As international trade increases in our nation, there is a need for the marine transportation system infrastructure, which handles a large part of international trade, to be integrated into an efficient and effectively operated system to remain competitive. Despite the extensive marine infrastructure system, growth of intermodal freight traffic has spawned concerns about the capacity of the existing infrastructure to handle expected growth. Physical expansion of many of the components of the marine transportation system cannot be accomplished easily due to physical, environmental, political and economic constraints.

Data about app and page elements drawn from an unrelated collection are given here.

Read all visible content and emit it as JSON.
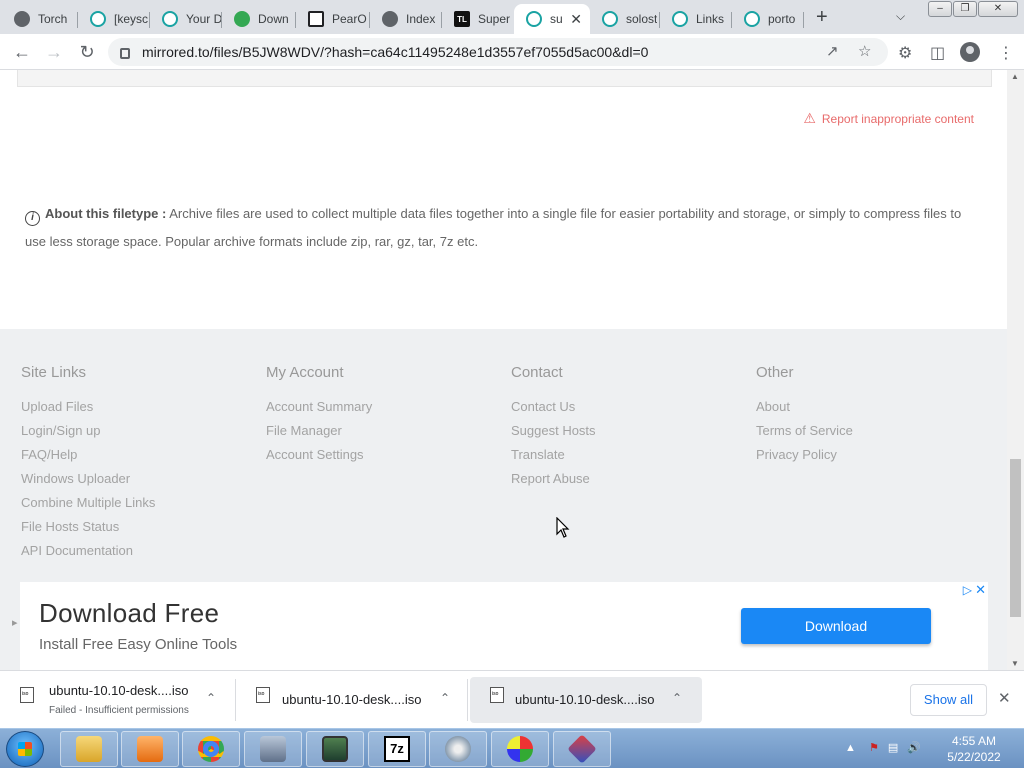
{
  "window": {
    "minimize": "‒",
    "restore": "❐",
    "close": "✕"
  },
  "tabs": [
    {
      "title": "Torch",
      "icon": "globe-icon"
    },
    {
      "title": "[keysc",
      "icon": "teal-gear-icon"
    },
    {
      "title": "Your D",
      "icon": "teal-gear-icon"
    },
    {
      "title": "Down",
      "icon": "drive-icon"
    },
    {
      "title": "PearO",
      "icon": "bank-icon"
    },
    {
      "title": "Index",
      "icon": "globe-icon"
    },
    {
      "title": "Super",
      "icon": "tl-icon"
    },
    {
      "title": "su",
      "icon": "teal-gear-icon",
      "active": true
    },
    {
      "title": "solost",
      "icon": "teal-gear-icon"
    },
    {
      "title": "Links",
      "icon": "teal-gear-icon"
    },
    {
      "title": "porto",
      "icon": "teal-gear-icon"
    }
  ],
  "toolbar": {
    "url": "mirrored.to/files/B5JW8WDV/?hash=ca64c11495248e1d3557ef7055d5ac00&dl=0"
  },
  "page": {
    "report_link": "Report inappropriate content",
    "about_label": "About this filetype :",
    "about_text": "Archive files are used to collect multiple data files together into a single file for easier portability and storage, or simply to compress files to use less storage space. Popular archive formats include zip, rar, gz, tar, 7z etc.",
    "footer": {
      "site_links": {
        "heading": "Site Links",
        "items": [
          "Upload Files",
          "Login/Sign up",
          "FAQ/Help",
          "Windows Uploader",
          "Combine Multiple Links",
          "File Hosts Status",
          "API Documentation"
        ]
      },
      "my_account": {
        "heading": "My Account",
        "items": [
          "Account Summary",
          "File Manager",
          "Account Settings"
        ]
      },
      "contact": {
        "heading": "Contact",
        "items": [
          "Contact Us",
          "Suggest Hosts",
          "Translate",
          "Report Abuse"
        ]
      },
      "other": {
        "heading": "Other",
        "items": [
          "About",
          "Terms of Service",
          "Privacy Policy"
        ]
      }
    },
    "ad": {
      "headline": "Download Free",
      "subline": "Install Free Easy Online Tools",
      "button": "Download"
    }
  },
  "downloads": {
    "items": [
      {
        "name": "ubuntu-10.10-desk....iso",
        "status": "Failed - Insufficient permissions"
      },
      {
        "name": "ubuntu-10.10-desk....iso",
        "status": ""
      },
      {
        "name": "ubuntu-10.10-desk....iso",
        "status": ""
      }
    ],
    "show_all": "Show all"
  },
  "taskbar": {
    "time": "4:55 AM",
    "date": "5/22/2022"
  },
  "colors": {
    "link_red": "#e86b6b",
    "ad_button": "#1a88f5",
    "footer_bg": "#eef0f2"
  }
}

The effective operation of the intermodal freight transportation system relies on the development of an approach to plan, build, and operate the intermodal system in a way that emphasizes optimal utilization of existing resources and ensures that connections between modes provide a smooth flow of goods through an integrated system. Before this objective can be achieved, there is a need for tools, which can be used to represent intermodal transportation as an integrated system.
This research investigates an approach for integrating freight management systems and roadway control systems using simulation so as to: (1) optimize flow of intermodal freight from the terminal to a distribution center; (2) minimize costs and delays to users of the system; (3) maximize capacity; and (4) have flow rates tend to the maximum capacity of the system.The research uses high performance computing as a tool to provide the means of modeling the integrated system. High performance computing will provide the computational power needed for integrating the components of the system in a seamless fashion and will allow for a large scale network to be evaluated. Hence, the numerical simulation of the proposed model will effectively identify parameters or modes that are critical to the optimization of this system. The initial algorithm will be developed for a single processor high end computer which can later be scalable to a parallel computing paradigm.

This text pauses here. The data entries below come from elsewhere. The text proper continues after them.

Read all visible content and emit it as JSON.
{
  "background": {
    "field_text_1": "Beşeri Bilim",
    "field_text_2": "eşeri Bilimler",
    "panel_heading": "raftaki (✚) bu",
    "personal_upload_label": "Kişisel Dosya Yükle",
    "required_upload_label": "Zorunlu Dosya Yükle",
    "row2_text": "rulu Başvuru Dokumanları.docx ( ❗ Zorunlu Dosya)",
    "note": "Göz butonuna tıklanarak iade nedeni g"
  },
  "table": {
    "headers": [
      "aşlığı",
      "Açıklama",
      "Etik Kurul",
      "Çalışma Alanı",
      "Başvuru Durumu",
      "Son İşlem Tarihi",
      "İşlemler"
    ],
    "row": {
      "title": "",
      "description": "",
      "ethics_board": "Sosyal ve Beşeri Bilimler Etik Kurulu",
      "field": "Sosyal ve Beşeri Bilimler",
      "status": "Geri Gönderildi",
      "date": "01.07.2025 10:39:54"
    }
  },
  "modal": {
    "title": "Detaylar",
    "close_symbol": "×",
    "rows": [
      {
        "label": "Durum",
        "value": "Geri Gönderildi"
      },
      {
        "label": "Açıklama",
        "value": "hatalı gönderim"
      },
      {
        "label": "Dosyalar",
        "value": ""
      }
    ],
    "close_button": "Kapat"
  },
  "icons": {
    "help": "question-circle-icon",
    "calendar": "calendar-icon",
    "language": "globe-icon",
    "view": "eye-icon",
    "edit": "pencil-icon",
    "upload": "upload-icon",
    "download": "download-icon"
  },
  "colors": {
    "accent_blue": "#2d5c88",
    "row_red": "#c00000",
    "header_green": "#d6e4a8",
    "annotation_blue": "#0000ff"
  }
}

As an investigation, the proposed work will focus on the movement of containers from port terminals via truck transportation. In many metropolitan areas where major port facilities are located, trucks represent a primary mode for freight movement. Using the simulation model developed in this research, a preliminary control system for intermodal freight transportation will be identified. The data requirements for the control system and models needed for describing the state of the freight management system and the roadway system will be identified. Finally, the control system will be evaluated for an intermodal freight movement from the Port of New York and New Jersey to a destination in northern New Jersey and New York.
This award is made under the Exploratory Research on Engineering the Transport Industries (ETI) program solicitation.
|Effective start/end date||10/1/00 → 9/30/02|
- National Science Foundation: $109,951.00